Website and app data records
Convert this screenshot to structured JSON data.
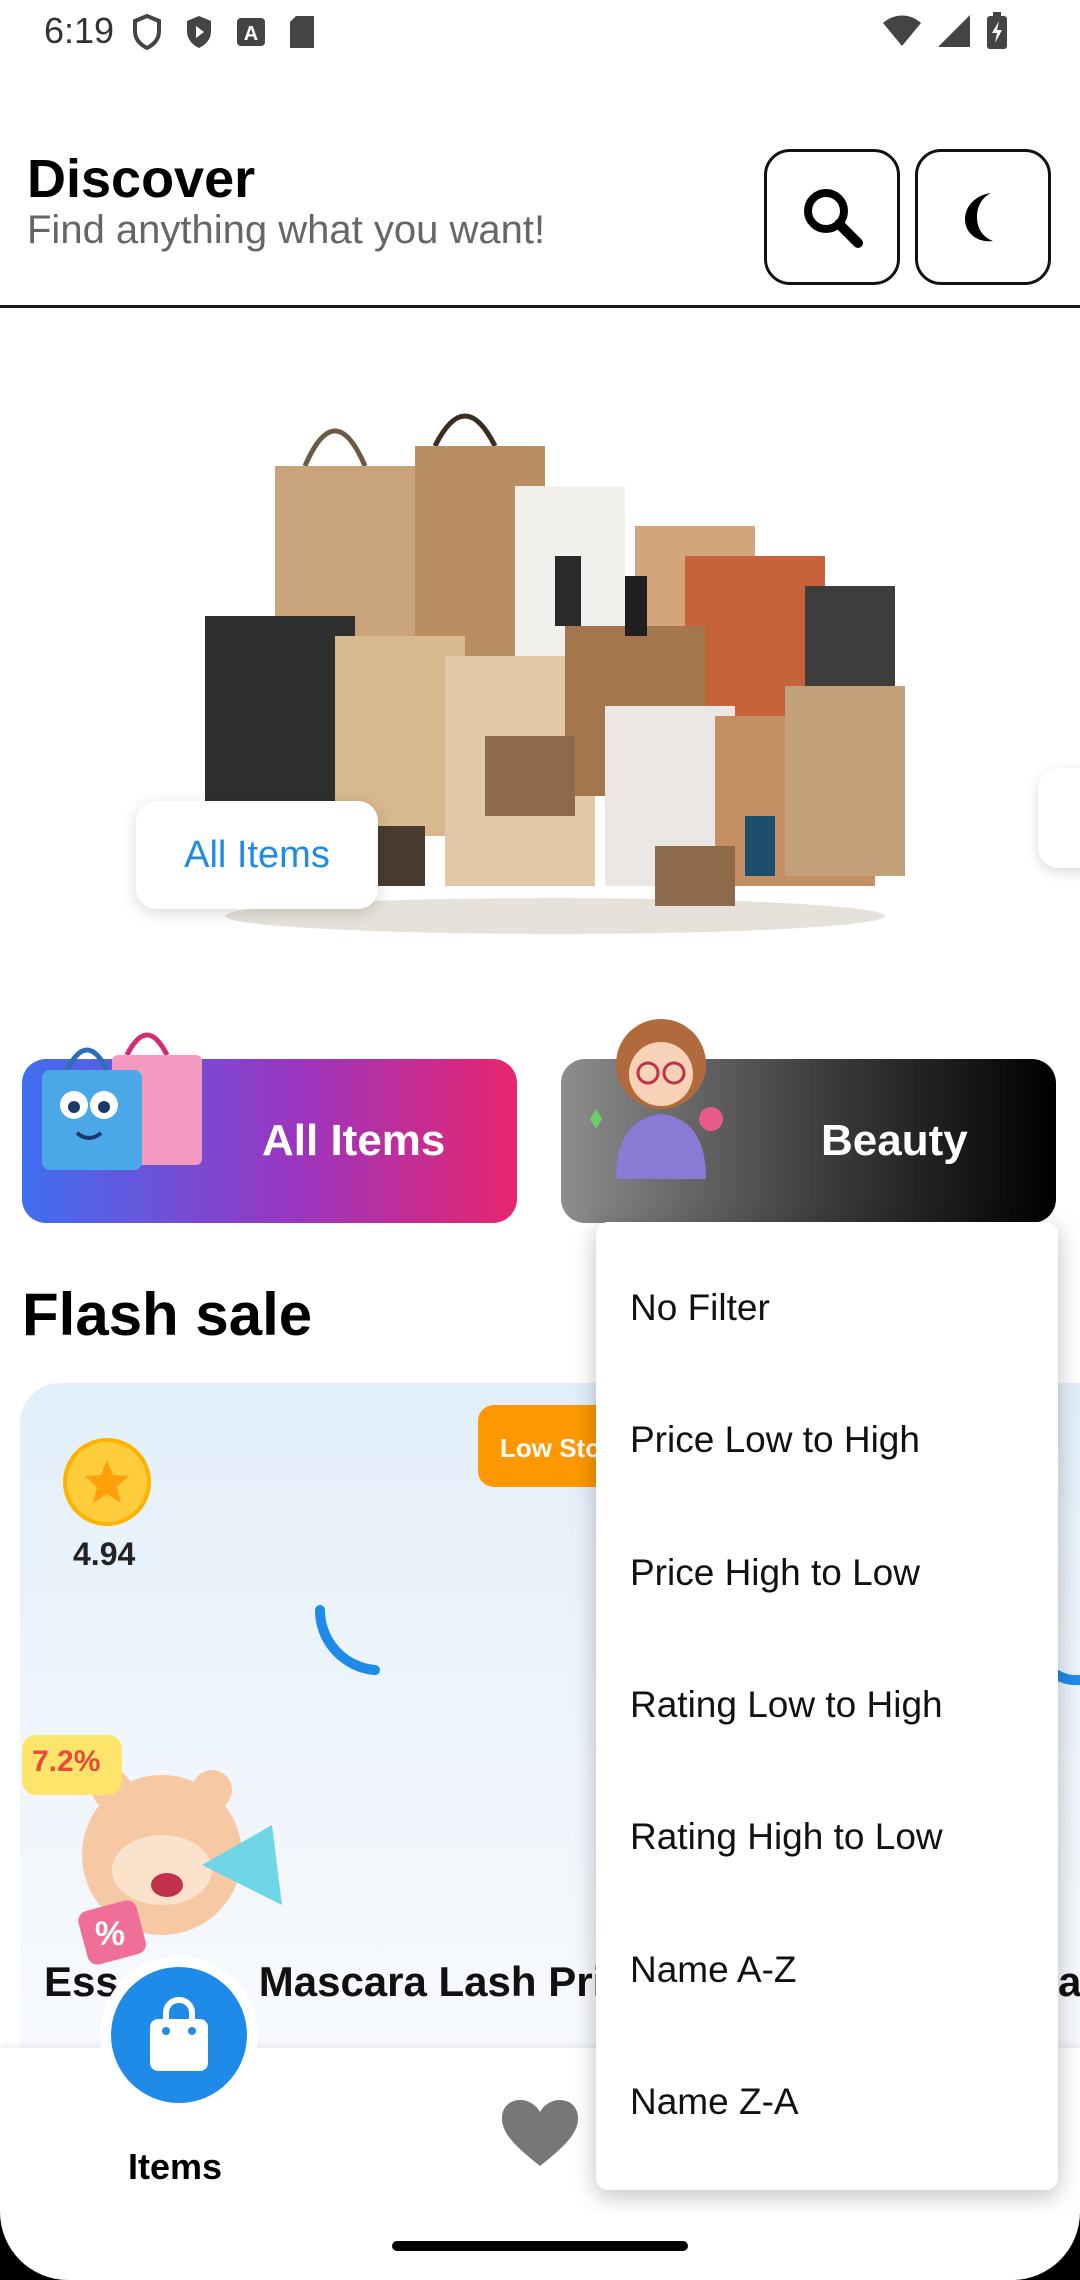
{
  "status_bar": {
    "time": "6:19"
  },
  "header": {
    "title": "Discover",
    "subtitle": "Find anything what you want!"
  },
  "hero": {
    "button_label": "All Items"
  },
  "categories": [
    {
      "label": "All Items"
    },
    {
      "label": "Beauty"
    }
  ],
  "flash_sale": {
    "title": "Flash sale",
    "product": {
      "rating": "4.94",
      "badge": "Low Sto",
      "discount": "7.2%",
      "name_left": "Ess",
      "name_right": "Mascara Lash Prin",
      "next_name": "a"
    }
  },
  "bottom_nav": {
    "items_label": "Items"
  },
  "sort_menu": {
    "options": [
      "No Filter",
      "Price Low to High",
      "Price High to Low",
      "Rating Low to High",
      "Rating High to Low",
      "Name A-Z",
      "Name Z-A"
    ]
  },
  "colors": {
    "accent": "#1f8be8",
    "badge": "#ff9800"
  }
}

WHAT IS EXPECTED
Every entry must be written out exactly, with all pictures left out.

EXERCISE RESPONSE
Convert this screenshot to structured JSON data.
{
  "status_bar": {
    "time": "6:19"
  },
  "header": {
    "title": "Discover",
    "subtitle": "Find anything what you want!"
  },
  "hero": {
    "button_label": "All Items"
  },
  "categories": [
    {
      "label": "All Items"
    },
    {
      "label": "Beauty"
    }
  ],
  "flash_sale": {
    "title": "Flash sale",
    "product": {
      "rating": "4.94",
      "badge": "Low Sto",
      "discount": "7.2%",
      "name_left": "Ess",
      "name_right": "Mascara Lash Prin",
      "next_name": "a"
    }
  },
  "bottom_nav": {
    "items_label": "Items"
  },
  "sort_menu": {
    "options": [
      "No Filter",
      "Price Low to High",
      "Price High to Low",
      "Rating Low to High",
      "Rating High to Low",
      "Name A-Z",
      "Name Z-A"
    ]
  },
  "colors": {
    "accent": "#1f8be8",
    "badge": "#ff9800"
  }
}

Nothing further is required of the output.